Senior Alex Orvosh, a theatre studies major, said he learned many amazing things that will help him become a better actor.

“This trip was one of the most rewarding things I've done in school,” Alex said.

Ashley Ferrari, another senior with a major in theatre studies, said the trip was a transformative experience.

An exclusive opportunity to talk with the performers and crew about their work with the American Shakespeare Center provided students with an immeasurable learning experience.

“This trip helped me realize Shakespeare plays are not boring and still are relative in today's day and age. The part I enjoyed most about the trip was talking to some of the actors in the company.
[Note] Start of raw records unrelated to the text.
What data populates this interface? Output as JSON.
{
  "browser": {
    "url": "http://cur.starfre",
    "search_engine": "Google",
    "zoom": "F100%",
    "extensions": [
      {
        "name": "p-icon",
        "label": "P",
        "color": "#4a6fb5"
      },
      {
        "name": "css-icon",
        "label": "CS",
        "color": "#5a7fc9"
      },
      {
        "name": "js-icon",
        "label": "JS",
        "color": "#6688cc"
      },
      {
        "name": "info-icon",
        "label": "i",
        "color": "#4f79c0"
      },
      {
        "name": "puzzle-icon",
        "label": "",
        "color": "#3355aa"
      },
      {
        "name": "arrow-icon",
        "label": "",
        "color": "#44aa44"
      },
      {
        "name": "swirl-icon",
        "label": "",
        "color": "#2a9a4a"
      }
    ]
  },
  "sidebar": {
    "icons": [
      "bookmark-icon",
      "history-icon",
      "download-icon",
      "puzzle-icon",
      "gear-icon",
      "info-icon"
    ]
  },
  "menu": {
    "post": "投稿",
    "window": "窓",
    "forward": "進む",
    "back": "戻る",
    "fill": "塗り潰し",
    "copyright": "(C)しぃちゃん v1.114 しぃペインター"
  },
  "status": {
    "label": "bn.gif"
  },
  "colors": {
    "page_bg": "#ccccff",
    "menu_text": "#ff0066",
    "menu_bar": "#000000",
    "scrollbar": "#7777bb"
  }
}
They had such passion for Shakespeare, and that was very inspiring to me,” Ferrari said.

Ashley plans to return to the town of Staunton, Virginia in the near future.

The course is being team-taught as three-credit hour seminar by Dr. Don-John Dugas, professor in the Department of English, and Rosemarie Bank, a retired professor from the School of Theatre and Dance.

Students in the course will continue their learning experiences outside of the classroom in early November when they will see performances of Hamlet and Much Ado About Nothing as part of the Methods in Madness tour sponsored by the American Shakespeare Center.

For more information about the American Shakespeare Center, visit americanshakespearecenter.com.